If I remember correctly, Nehru had several communist sympathies -- or at least, was very tied into and involved with the Soviet Union. Also the U.S. had, in the post-Nixon era, greater ties with China, and hence the Soviets were open to trade with India.
Of course, politically, India were quite foundational in the Non Aligned Movement, which spared it from much of the political angst of the West.
Noteworthy to this effect, is the brief (one of the shortest in history) Portuguese-India war (can't remember the exact name), over the colonial possession of Goa, a short while after independence. During the ensuing panic meeting in the UN over the invasion of Portuguese holdings, the primary defender of India in the UN Security Council was in fact the Soviet ambassador, who consistently used its veto power to protect India from UNSC action.
Adlai Stevenson, the American ambassador, on the other hand, adhering to the philosophy of postwar idealism in international diplomacy, condemned India's actions, asserting that they should have instead sought recourse through peaceful means.
It appears that from independence, the Soviets were eager to capitalize off of open markets in India, and consequently were inclined to make political friendships with Nehru (who was eager to reciprocate). The US and the West had less of an inclination to do so, seeking markets in other developing countries.
Perhaps the development of a consumer culture in the West helped encourage this inclination-- while American businesses and consumers enjoyed a prosperous ecosystem, the Soviet-style communist system operated differently, and perhaps there was a greater desire for foreign markets there than in America, where the domestic market was promising enough for many businesses.
Also, the Soviets had more to gain in spreading their ideology to India, which from its inception was a bastion of democracy. The US had less of a fight to preserve capitalism/democracy there. Had India gone communist, it would have been a big win for the USSR.

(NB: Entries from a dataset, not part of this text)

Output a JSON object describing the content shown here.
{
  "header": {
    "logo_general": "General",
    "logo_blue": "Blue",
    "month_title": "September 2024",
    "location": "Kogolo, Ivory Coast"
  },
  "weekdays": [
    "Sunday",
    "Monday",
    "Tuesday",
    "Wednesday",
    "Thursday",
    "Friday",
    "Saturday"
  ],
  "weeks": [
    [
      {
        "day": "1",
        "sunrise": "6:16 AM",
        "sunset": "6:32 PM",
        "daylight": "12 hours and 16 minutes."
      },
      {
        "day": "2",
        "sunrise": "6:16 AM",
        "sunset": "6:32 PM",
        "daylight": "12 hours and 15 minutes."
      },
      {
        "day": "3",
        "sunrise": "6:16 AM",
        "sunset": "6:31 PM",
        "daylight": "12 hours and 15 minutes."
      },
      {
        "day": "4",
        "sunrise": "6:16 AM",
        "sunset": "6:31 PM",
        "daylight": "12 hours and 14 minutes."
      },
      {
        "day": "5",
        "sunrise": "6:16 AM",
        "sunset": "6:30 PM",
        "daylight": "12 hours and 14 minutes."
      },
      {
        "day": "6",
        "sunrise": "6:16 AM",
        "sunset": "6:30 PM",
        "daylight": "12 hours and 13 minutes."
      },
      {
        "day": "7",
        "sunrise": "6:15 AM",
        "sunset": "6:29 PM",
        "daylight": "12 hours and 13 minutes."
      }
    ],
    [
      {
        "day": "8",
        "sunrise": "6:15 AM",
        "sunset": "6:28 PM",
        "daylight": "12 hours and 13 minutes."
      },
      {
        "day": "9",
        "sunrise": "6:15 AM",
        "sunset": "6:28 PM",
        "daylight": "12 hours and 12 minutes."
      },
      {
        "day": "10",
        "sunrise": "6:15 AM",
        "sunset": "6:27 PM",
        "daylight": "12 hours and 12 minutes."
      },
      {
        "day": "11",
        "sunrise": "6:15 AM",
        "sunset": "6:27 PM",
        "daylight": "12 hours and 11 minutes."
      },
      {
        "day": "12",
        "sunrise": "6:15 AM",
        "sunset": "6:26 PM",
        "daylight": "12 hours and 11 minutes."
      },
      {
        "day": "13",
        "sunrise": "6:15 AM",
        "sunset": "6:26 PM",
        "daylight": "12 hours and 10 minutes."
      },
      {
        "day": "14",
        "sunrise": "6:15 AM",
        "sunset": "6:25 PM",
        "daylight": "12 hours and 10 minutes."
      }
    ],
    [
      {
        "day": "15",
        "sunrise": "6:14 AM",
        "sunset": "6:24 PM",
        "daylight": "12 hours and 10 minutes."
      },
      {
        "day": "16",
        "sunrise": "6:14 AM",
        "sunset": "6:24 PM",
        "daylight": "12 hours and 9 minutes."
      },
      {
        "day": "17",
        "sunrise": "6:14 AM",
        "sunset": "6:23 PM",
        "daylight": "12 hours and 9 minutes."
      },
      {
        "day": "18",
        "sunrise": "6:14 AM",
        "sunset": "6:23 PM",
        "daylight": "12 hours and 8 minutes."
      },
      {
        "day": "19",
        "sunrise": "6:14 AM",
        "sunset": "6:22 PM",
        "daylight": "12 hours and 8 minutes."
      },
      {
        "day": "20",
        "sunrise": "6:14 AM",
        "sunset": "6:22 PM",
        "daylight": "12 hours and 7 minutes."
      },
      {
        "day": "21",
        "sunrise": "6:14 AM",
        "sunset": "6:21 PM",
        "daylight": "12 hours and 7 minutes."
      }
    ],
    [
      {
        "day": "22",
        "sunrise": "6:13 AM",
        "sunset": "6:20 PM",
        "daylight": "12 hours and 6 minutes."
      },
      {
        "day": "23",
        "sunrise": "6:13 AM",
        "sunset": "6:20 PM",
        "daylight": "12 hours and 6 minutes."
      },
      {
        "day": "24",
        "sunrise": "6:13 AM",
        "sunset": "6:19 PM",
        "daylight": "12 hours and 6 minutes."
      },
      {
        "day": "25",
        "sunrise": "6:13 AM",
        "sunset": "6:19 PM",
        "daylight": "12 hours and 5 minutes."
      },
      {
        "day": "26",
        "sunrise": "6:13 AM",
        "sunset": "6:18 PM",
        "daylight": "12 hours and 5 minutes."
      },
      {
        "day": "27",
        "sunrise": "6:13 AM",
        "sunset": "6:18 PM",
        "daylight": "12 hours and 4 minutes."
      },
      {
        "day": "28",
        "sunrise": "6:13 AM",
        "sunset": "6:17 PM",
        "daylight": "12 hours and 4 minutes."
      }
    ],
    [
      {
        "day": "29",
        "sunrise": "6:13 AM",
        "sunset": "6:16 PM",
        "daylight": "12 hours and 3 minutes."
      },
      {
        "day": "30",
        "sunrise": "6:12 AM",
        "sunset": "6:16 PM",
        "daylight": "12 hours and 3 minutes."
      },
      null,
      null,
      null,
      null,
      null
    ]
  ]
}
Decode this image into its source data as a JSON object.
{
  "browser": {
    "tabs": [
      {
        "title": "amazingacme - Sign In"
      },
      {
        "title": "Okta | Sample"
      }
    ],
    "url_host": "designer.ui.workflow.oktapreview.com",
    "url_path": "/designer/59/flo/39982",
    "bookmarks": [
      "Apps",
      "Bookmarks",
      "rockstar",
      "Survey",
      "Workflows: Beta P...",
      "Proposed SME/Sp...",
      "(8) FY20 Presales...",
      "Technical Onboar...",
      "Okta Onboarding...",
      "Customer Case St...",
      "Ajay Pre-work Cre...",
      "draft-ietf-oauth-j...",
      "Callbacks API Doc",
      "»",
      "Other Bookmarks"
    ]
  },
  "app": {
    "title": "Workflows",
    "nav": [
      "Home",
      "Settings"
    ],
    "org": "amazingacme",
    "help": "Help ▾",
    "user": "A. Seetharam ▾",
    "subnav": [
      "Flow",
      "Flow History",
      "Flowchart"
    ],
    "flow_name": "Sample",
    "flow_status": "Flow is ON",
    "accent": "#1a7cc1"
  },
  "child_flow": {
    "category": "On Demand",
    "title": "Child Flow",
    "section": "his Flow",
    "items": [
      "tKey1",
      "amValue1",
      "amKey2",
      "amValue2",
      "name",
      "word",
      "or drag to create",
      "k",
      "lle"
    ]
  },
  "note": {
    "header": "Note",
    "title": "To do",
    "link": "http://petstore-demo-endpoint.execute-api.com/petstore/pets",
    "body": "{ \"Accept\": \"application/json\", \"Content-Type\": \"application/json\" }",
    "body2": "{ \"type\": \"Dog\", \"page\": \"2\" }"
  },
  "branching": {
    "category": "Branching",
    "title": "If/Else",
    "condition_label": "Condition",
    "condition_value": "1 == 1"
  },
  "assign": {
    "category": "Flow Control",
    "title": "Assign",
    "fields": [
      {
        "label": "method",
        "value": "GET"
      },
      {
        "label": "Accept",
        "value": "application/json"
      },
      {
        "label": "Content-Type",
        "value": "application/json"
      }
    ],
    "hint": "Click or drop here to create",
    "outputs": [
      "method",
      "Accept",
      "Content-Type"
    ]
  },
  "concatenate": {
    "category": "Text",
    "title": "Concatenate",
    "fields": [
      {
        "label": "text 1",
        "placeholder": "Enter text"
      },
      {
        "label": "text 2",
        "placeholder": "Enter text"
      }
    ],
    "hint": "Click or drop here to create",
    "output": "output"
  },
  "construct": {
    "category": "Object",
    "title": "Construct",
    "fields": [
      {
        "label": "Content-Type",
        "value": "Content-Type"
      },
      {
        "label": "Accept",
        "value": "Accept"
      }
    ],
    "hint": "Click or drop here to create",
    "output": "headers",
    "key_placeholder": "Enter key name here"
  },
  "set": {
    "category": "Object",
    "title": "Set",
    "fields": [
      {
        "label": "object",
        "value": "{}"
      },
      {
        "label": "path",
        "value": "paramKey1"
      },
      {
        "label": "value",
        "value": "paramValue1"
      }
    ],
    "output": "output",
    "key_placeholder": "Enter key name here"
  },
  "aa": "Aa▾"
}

But the US was fairly confident in India's post-Independence culture and economy, so had less of an impetus to fight a war of economics there by actively encouraging trade abroad in that particular country. And, heck, it would seem the Soviets got somewhere, with the communist party in Bengal still being a political force to this day.